## Data in this exercise
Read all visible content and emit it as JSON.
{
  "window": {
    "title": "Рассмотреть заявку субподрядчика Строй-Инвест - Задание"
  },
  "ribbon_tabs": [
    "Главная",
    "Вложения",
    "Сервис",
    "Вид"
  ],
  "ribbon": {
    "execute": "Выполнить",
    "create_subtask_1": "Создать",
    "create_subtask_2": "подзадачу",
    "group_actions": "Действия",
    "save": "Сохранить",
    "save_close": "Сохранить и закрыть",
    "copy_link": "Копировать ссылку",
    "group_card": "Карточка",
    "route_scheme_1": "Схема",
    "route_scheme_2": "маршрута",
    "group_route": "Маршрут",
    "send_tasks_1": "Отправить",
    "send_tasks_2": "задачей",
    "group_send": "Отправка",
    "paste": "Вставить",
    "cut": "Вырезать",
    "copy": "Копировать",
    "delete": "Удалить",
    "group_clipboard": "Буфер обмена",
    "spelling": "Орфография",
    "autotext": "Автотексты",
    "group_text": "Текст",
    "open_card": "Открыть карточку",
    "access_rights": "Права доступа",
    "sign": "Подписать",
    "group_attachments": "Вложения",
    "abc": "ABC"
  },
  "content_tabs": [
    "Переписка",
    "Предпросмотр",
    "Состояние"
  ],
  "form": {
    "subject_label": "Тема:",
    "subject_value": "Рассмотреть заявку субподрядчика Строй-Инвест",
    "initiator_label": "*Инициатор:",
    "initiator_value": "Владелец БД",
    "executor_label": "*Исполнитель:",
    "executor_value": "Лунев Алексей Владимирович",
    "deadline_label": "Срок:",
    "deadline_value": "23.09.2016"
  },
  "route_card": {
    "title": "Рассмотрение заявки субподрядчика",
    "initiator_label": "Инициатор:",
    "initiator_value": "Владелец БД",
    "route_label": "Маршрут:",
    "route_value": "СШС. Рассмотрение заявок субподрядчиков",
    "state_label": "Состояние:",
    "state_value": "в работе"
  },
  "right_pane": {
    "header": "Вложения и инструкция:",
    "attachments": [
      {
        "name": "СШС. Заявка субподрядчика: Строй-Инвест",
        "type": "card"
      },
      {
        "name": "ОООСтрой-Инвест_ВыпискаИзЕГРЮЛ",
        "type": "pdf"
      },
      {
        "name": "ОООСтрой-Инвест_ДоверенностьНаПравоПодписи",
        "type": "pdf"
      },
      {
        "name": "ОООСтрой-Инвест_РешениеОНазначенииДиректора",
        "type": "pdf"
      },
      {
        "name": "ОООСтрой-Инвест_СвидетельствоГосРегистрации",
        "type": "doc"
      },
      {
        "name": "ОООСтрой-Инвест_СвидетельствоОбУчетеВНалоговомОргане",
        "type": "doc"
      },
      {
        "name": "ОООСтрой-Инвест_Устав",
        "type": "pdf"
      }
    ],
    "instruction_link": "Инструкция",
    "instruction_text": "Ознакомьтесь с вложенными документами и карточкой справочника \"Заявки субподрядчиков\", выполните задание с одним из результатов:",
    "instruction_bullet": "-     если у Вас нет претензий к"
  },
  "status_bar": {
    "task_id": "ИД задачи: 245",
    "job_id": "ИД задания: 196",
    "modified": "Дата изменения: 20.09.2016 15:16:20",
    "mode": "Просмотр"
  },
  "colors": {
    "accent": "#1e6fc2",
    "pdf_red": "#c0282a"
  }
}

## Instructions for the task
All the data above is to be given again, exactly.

## Exercise response
Read all visible content and emit it as JSON.
{
  "window": {
    "title": "Рассмотреть заявку субподрядчика Строй-Инвест - Задание"
  },
  "ribbon_tabs": [
    "Главная",
    "Вложения",
    "Сервис",
    "Вид"
  ],
  "ribbon": {
    "execute": "Выполнить",
    "create_subtask_1": "Создать",
    "create_subtask_2": "подзадачу",
    "group_actions": "Действия",
    "save": "Сохранить",
    "save_close": "Сохранить и закрыть",
    "copy_link": "Копировать ссылку",
    "group_card": "Карточка",
    "route_scheme_1": "Схема",
    "route_scheme_2": "маршрута",
    "group_route": "Маршрут",
    "send_tasks_1": "Отправить",
    "send_tasks_2": "задачей",
    "group_send": "Отправка",
    "paste": "Вставить",
    "cut": "Вырезать",
    "copy": "Копировать",
    "delete": "Удалить",
    "group_clipboard": "Буфер обмена",
    "spelling": "Орфография",
    "autotext": "Автотексты",
    "group_text": "Текст",
    "open_card": "Открыть карточку",
    "access_rights": "Права доступа",
    "sign": "Подписать",
    "group_attachments": "Вложения",
    "abc": "ABC"
  },
  "content_tabs": [
    "Переписка",
    "Предпросмотр",
    "Состояние"
  ],
  "form": {
    "subject_label": "Тема:",
    "subject_value": "Рассмотреть заявку субподрядчика Строй-Инвест",
    "initiator_label": "*Инициатор:",
    "initiator_value": "Владелец БД",
    "executor_label": "*Исполнитель:",
    "executor_value": "Лунев Алексей Владимирович",
    "deadline_label": "Срок:",
    "deadline_value": "23.09.2016"
  },
  "route_card": {
    "title": "Рассмотрение заявки субподрядчика",
    "initiator_label": "Инициатор:",
    "initiator_value": "Владелец БД",
    "route_label": "Маршрут:",
    "route_value": "СШС. Рассмотрение заявок субподрядчиков",
    "state_label": "Состояние:",
    "state_value": "в работе"
  },
  "right_pane": {
    "header": "Вложения и инструкция:",
    "attachments": [
      {
        "name": "СШС. Заявка субподрядчика: Строй-Инвест",
        "type": "card"
      },
      {
        "name": "ОООСтрой-Инвест_ВыпискаИзЕГРЮЛ",
        "type": "pdf"
      },
      {
        "name": "ОООСтрой-Инвест_ДоверенностьНаПравоПодписи",
        "type": "pdf"
      },
      {
        "name": "ОООСтрой-Инвест_РешениеОНазначенииДиректора",
        "type": "pdf"
      },
      {
        "name": "ОООСтрой-Инвест_СвидетельствоГосРегистрации",
        "type": "doc"
      },
      {
        "name": "ОООСтрой-Инвест_СвидетельствоОбУчетеВНалоговомОргане",
        "type": "doc"
      },
      {
        "name": "ОООСтрой-Инвест_Устав",
        "type": "pdf"
      }
    ],
    "instruction_link": "Инструкция",
    "instruction_text": "Ознакомьтесь с вложенными документами и карточкой справочника \"Заявки субподрядчиков\", выполните задание с одним из результатов:",
    "instruction_bullet": "-     если у Вас нет претензий к"
  },
  "status_bar": {
    "task_id": "ИД задачи: 245",
    "job_id": "ИД задания: 196",
    "modified": "Дата изменения: 20.09.2016 15:16:20",
    "mode": "Просмотр"
  },
  "colors": {
    "accent": "#1e6fc2",
    "pdf_red": "#c0282a"
  }
}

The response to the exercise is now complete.